* [WORK TO COMPLETE] Everything in the records must be copied exactly except the pictures.
>>>
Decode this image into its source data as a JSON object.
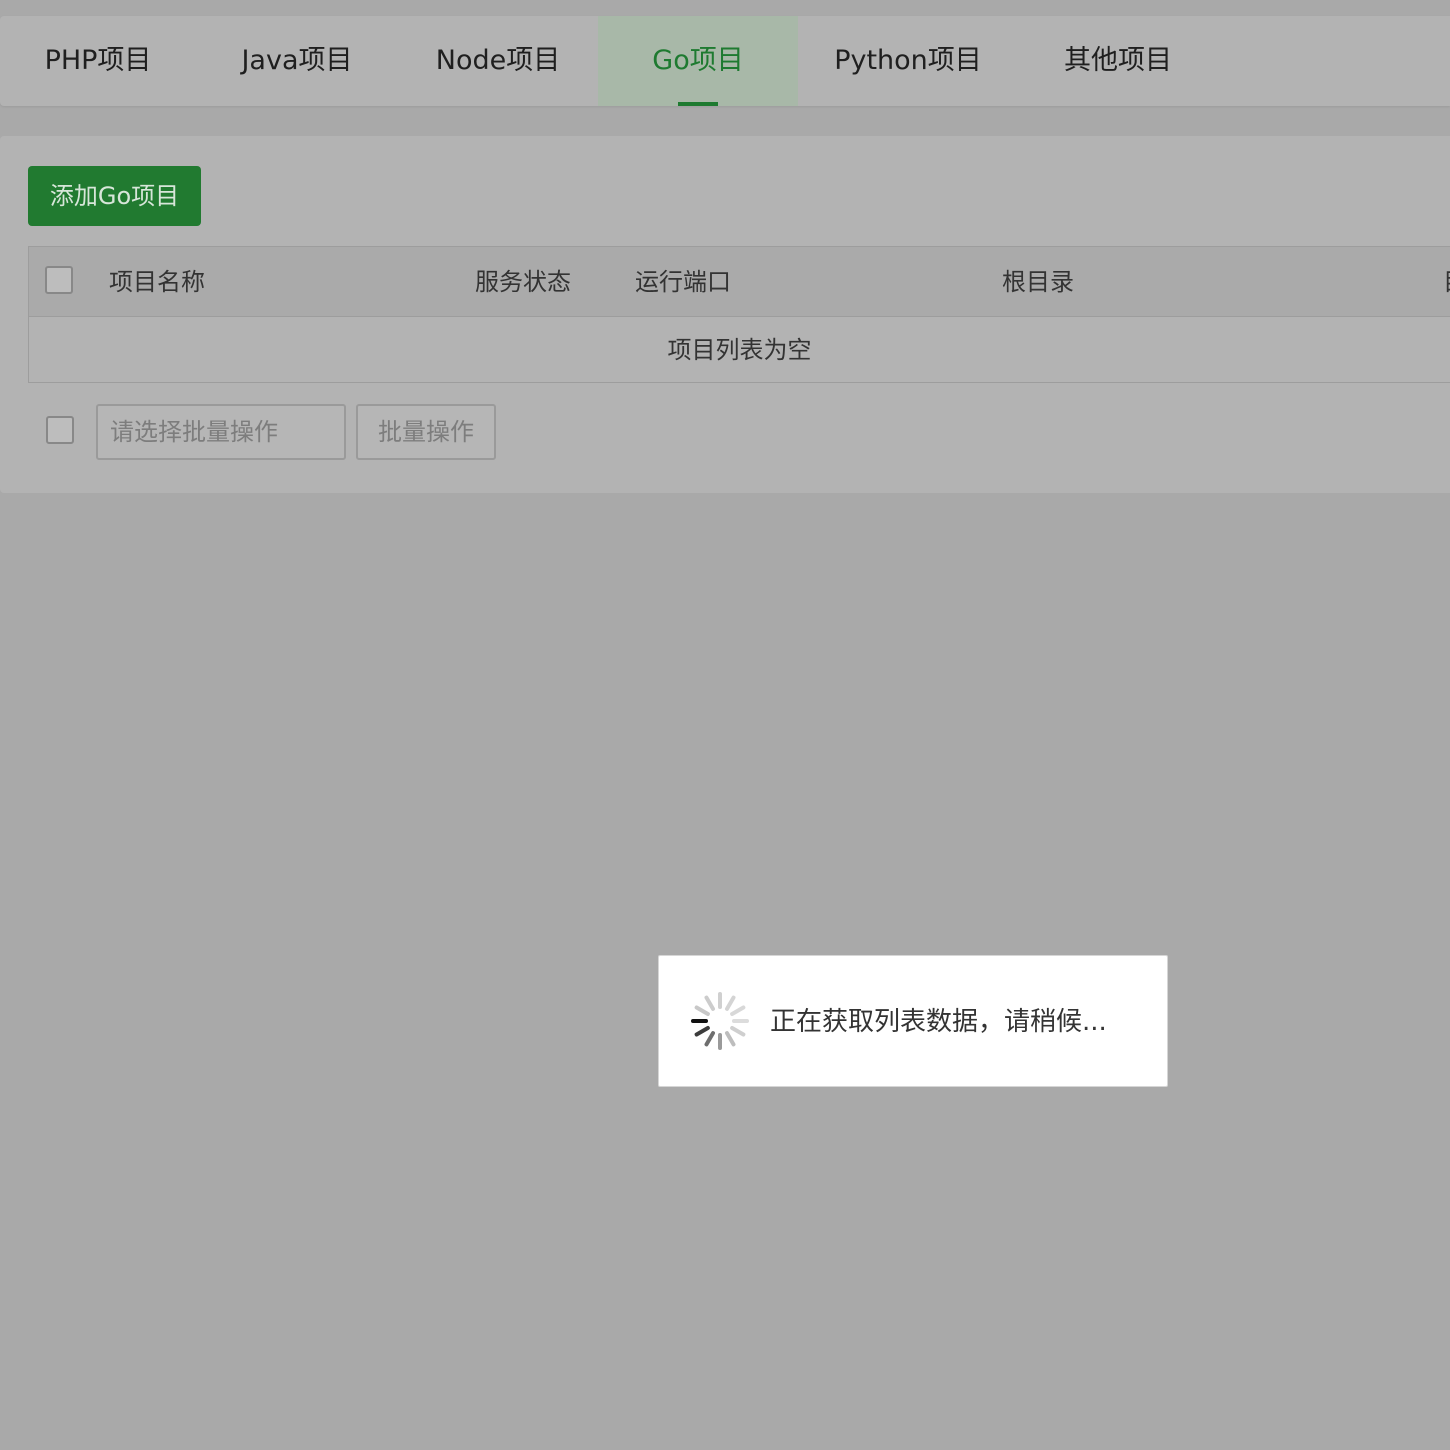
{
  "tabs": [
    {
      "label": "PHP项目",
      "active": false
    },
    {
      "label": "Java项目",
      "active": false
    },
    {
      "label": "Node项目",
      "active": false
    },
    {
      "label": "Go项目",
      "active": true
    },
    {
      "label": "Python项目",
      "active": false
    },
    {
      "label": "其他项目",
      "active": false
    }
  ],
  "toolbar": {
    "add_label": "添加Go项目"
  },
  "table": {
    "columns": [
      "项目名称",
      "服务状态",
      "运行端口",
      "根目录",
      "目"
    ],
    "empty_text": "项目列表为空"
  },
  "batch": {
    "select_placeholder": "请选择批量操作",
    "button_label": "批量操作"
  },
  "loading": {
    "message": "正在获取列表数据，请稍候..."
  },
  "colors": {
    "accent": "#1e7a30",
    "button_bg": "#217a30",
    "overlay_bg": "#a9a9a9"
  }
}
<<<
* [REPLY TO THE TASK]
Decode this image into its source data as a JSON object.
{
  "tabs": [
    {
      "label": "PHP项目",
      "active": false
    },
    {
      "label": "Java项目",
      "active": false
    },
    {
      "label": "Node项目",
      "active": false
    },
    {
      "label": "Go项目",
      "active": true
    },
    {
      "label": "Python项目",
      "active": false
    },
    {
      "label": "其他项目",
      "active": false
    }
  ],
  "toolbar": {
    "add_label": "添加Go项目"
  },
  "table": {
    "columns": [
      "项目名称",
      "服务状态",
      "运行端口",
      "根目录",
      "目"
    ],
    "empty_text": "项目列表为空"
  },
  "batch": {
    "select_placeholder": "请选择批量操作",
    "button_label": "批量操作"
  },
  "loading": {
    "message": "正在获取列表数据，请稍候..."
  },
  "colors": {
    "accent": "#1e7a30",
    "button_bg": "#217a30",
    "overlay_bg": "#a9a9a9"
  }
}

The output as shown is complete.